The first day of a heat wave produced extreme temperatures across Southern California, but forecaster say the real broiling will come over the weekend.
Heat records in Palmdale and Lancaster, which are 113 and 114 degrees, respectively, could also be broken this weekend,
The last significant heat wave to hit Southern California was five years ago, Seto said. In 2009, a heat wave baked Southern Californians for up to 14 days.
In Los Angeles, the heat is a particular concern to firefighters because it comes in a year of record dry conditions that have already sparked several major brush fires across the region.
Plus, fireworks went on sale in some areas beginning Friday, adding another fire danger. Fireworks are to be sold in 295 designated communities in the state through the Fourth of July.
Many weather experts this weekend will keep a special eye on Death Valley.
Across the Furnace Creek Resort in Death Valley, sighs of "God, it's hot," can be heard in a variety of languages.
International visitors flock to the motel in Furnace Creek, where the hottest temperature in the world -- 134 degrees -- was recorded nearly 100 years ago, on July 10, 1913.
"It's very warm, and people are coming here to see what it feels like," said Ann Wegner, executive administrative assistant for the resort. "I don't think anybody can really be prepared.
"Even if the air is blowing, it's hot," she said, comparing the breeze to air coming out of a hot oven.
Temperatures in Death Valley are expected to reach 129 degrees Sunday and Monday, breaking the record for the hottest June temperature -- 128 degrees, set June 29, 1994, said Chris Stachelski, a
Death Valley is typically about 12 degrees warmer than Las Vegas, with normal high temperatures hovering around 114 degrees and rising to about 115 at the beginning of July, he said.
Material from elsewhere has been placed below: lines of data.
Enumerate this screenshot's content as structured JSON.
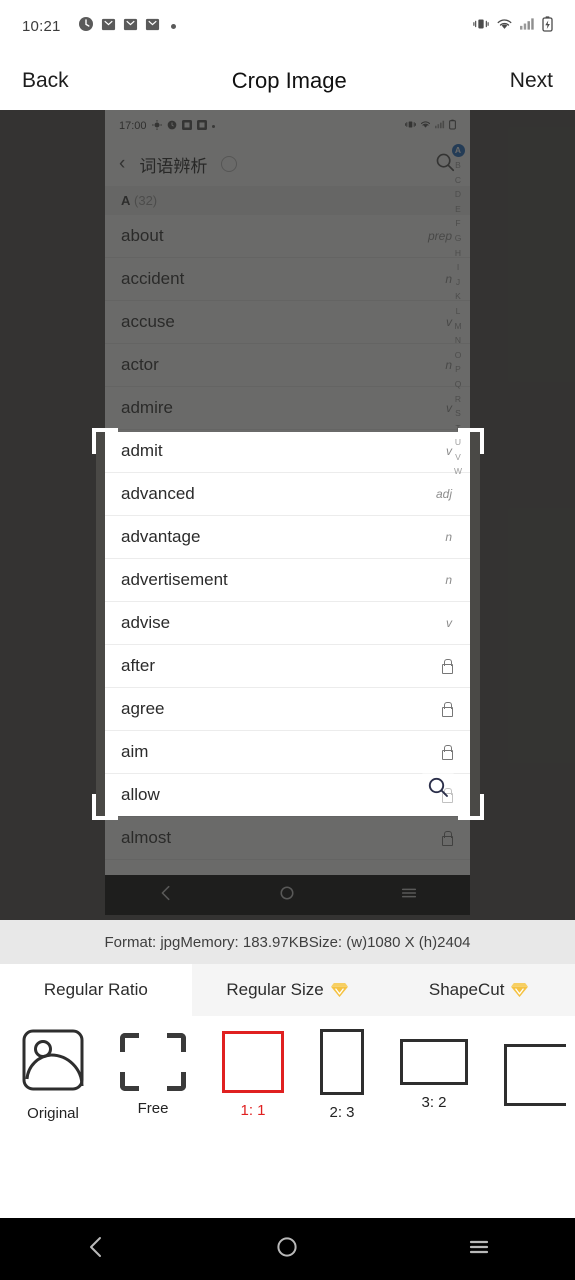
{
  "status_bar": {
    "time": "10:21",
    "left_icons": [
      "clock-icon",
      "mail-icon",
      "mail-icon",
      "mail-icon",
      "dot-icon"
    ],
    "right_icons": [
      "vibrate-icon",
      "wifi-icon",
      "signal-icon",
      "battery-charging-icon"
    ]
  },
  "header": {
    "back_label": "Back",
    "title": "Crop Image",
    "next_label": "Next"
  },
  "photo": {
    "status_time": "17:00",
    "nav_title": "词语辨析",
    "section_letter": "A",
    "section_count": "(32)",
    "words_above": [
      {
        "word": "about",
        "pos": "prep"
      },
      {
        "word": "accident",
        "pos": "n"
      },
      {
        "word": "accuse",
        "pos": "v"
      }
    ],
    "words_in_crop": [
      {
        "word": "actor",
        "pos": "n"
      },
      {
        "word": "admire",
        "pos": "v"
      },
      {
        "word": "admit",
        "pos": "v"
      },
      {
        "word": "advanced",
        "pos": "adj"
      },
      {
        "word": "advantage",
        "pos": "n"
      },
      {
        "word": "advertisement",
        "pos": "n"
      },
      {
        "word": "advise",
        "pos": "v"
      },
      {
        "word": "after",
        "pos": "lock"
      }
    ],
    "words_below": [
      {
        "word": "agree",
        "pos": "lock"
      },
      {
        "word": "aim",
        "pos": "lock"
      },
      {
        "word": "allow",
        "pos": "lock"
      },
      {
        "word": "almost",
        "pos": "lock"
      }
    ],
    "alphabet_selected": "A",
    "alphabet": [
      "B",
      "C",
      "D",
      "E",
      "F",
      "G",
      "H",
      "I",
      "J",
      "K",
      "L",
      "M",
      "N",
      "O",
      "P",
      "Q",
      "R",
      "S",
      "T",
      "U",
      "V",
      "W"
    ],
    "accent_selected": "#1565c0"
  },
  "info_bar": {
    "text": "Format: jpgMemory: 183.97KBSize: (w)1080 X (h)2404"
  },
  "tabs": [
    {
      "label": "Regular Ratio",
      "active": true,
      "badge": false
    },
    {
      "label": "Regular Size",
      "active": false,
      "badge": true
    },
    {
      "label": "ShapeCut",
      "active": false,
      "badge": true
    }
  ],
  "ratios": [
    {
      "label": "Original",
      "selected": false,
      "icon": "image-icon"
    },
    {
      "label": "Free",
      "selected": false,
      "icon": "free-crop-icon"
    },
    {
      "label": "1: 1",
      "selected": true,
      "icon": "square-icon"
    },
    {
      "label": "2: 3",
      "selected": false,
      "icon": "portrait-icon"
    },
    {
      "label": "3: 2",
      "selected": false,
      "icon": "landscape-icon"
    }
  ],
  "colors": {
    "selected": "#e02020",
    "badge": "#f5c242",
    "canvas": "#4a4946",
    "info_bar": "#e8e8e8"
  },
  "system_nav": {
    "back": "back-icon",
    "home": "home-icon",
    "recents": "recents-icon"
  }
}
An excessive heat warning is in place for rangers and visitors to the park. People going to or through Death Valley should travel during the coolest parts of the day and have water and food with them in case of a breakdown. Travelers should be prepared for the environment in the event something happens that strands them, Stachelski said.
Those who venture out to sightsee should avoid long walks, especially during the hottest part of the day; wear sunscreen; stay hydrated; and know their limits. Visitors should go to the coolest parts of the park, which are at higher elevations, Stachelski said. The elderly, small children and those with medical issues should stay indoors.
"If you're not used to that kind of heat, after a while you can succumb to the elements," he said.
In Death Valley, July is the month that statistically has the most deaths and injuries such as dehydration. The people most likely to get injured are those who don't know their limits, wander and become disoriented.
"Don't challenge yourself," Stachelski said.
The last recorded heat-related death in the area was July 26, 2009; statistics for later than 2011 were not available. Most heat-related deaths involved people ages 60 and older.
July is likely to have a "surplus of heat" as well, with a 38% chance for above-normal temperatures, Stachelski said.
At the Furnace Creek Resort, there's not much activity, Wegner said. Guests are staying by the pool and indoors. This weekend, the resort will have cool-down stations and misters out for visitors.
For those going on day trips, Wegner said, remember that "nothing works in this kind of heat." Cars overheat and cell service is limited, she said, so let someone know where you're going and don't go too far away.
On the bright side: At least there's no humidity, she said with a laugh.
"I don't think you ever get used to [the heat]. You know it's coming and you dread it," she said. "You're sweating, trust me. You're sweating."
Several agencies opened cooling centers — air-conditioned public facilities that can be used to escape the heat. Information about the centers can be found by dialing 211, the county's information line. Click on the following link to find an interactive map of the centers.